There’s too much death in the news--which is hardly news. Word about Prince came the morning after I attended a memorial concert at Disney Hall for the late Steven Stucky. He had been L.A. Phil’s composer-in-residence for years, but obviously his role was more various and extensive. He seemed to be a discerning, genial, encouraging presence that helped make the orchestra what it is.
The first half of the program was devoted to his own work. I discovered what everybody else there knew—that Stucky composed compelling music. It’s not programmatic, didactic or confrontational. He was neither an abstractionist or revivalist. There was no label to attach to him, other than humane modernist. Which is probably the reason he found a receptive audience in the town where many forms of modernism (fine arts, architecture, design) found domestic and genial modes.
The Four Album Leaves (2002) for solo piano were delicious, as was The Music of Light (2016) for unaccompanied choir. But the revelation was Nell’ombra, nella luce (2000), a compact—17 minute—string quartet that is rich and dense as a symphony, and lyrically direct as a pop standard. It was radiant and light, but intermittently troubled. The different moods are given equal weight.
Then there was a series of homages and works by colleagues. This was movingly staged. The six brief solo piano works (by James Matheson, Anders Hillborg, Mandy Fang, Joseph Phibbs, Magnus Lindberg, Esa-Pekka Salonen) were performed by six local heroes of progressive pianism (Nic Gerpe, Susan Svrcek, Mark Robson, Vicki Ray, Steven Vanhauwaert, Gloria Cheng).

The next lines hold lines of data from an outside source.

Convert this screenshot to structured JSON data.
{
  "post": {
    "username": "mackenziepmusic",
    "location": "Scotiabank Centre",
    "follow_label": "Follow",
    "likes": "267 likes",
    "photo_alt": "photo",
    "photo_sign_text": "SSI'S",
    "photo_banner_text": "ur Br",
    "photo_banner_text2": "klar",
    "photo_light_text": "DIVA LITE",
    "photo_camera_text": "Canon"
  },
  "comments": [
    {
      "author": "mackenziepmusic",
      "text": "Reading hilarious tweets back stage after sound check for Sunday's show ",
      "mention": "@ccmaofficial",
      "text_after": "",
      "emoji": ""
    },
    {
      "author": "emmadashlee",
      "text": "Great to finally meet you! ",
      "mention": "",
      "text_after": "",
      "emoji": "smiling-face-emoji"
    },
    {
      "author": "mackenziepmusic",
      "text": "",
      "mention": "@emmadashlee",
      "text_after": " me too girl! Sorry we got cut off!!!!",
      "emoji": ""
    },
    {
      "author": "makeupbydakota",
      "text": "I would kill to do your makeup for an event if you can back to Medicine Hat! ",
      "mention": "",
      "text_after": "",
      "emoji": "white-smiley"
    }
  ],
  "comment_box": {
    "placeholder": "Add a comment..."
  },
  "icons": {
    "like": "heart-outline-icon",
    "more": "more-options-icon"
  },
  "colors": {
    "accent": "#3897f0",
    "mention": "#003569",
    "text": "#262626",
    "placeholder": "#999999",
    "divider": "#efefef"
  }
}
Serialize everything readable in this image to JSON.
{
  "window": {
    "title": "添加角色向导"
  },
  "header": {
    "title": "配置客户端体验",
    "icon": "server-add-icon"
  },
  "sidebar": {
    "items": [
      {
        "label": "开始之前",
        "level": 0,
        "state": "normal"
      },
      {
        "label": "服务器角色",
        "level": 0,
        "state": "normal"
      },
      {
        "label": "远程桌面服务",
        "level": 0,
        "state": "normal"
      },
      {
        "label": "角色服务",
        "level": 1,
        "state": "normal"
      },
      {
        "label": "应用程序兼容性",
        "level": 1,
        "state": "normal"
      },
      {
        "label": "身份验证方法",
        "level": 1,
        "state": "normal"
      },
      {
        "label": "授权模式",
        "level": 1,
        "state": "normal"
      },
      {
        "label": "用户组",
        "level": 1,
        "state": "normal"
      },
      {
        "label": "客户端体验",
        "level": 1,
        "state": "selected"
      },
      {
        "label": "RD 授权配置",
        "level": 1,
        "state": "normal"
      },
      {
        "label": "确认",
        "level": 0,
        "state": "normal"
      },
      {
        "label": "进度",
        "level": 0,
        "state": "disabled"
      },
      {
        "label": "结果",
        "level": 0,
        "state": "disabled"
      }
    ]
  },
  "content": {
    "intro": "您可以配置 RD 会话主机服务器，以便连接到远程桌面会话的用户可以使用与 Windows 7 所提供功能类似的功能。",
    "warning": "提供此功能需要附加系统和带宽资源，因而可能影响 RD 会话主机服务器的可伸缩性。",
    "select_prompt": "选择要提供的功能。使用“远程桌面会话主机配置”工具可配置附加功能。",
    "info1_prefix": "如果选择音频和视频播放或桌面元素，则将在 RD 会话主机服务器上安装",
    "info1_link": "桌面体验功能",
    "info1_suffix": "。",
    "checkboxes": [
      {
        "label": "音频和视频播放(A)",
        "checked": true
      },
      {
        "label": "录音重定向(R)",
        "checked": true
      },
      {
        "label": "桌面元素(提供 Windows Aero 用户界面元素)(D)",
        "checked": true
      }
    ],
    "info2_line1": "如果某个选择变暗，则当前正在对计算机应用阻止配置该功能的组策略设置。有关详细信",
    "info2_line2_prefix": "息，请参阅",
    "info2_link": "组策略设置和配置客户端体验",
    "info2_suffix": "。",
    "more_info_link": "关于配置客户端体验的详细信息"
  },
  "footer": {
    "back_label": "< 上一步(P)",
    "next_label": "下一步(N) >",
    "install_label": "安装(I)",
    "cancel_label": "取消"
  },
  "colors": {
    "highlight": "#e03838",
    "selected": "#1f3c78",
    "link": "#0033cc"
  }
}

The emotionally-charged event ended gracefully, with Hila Plitmann’s wonderfully vivid and funny performance of Lutoslawski’s Chantefleurs et chantefables.
[Image: Open window with hills (Juan Gris, 1923)]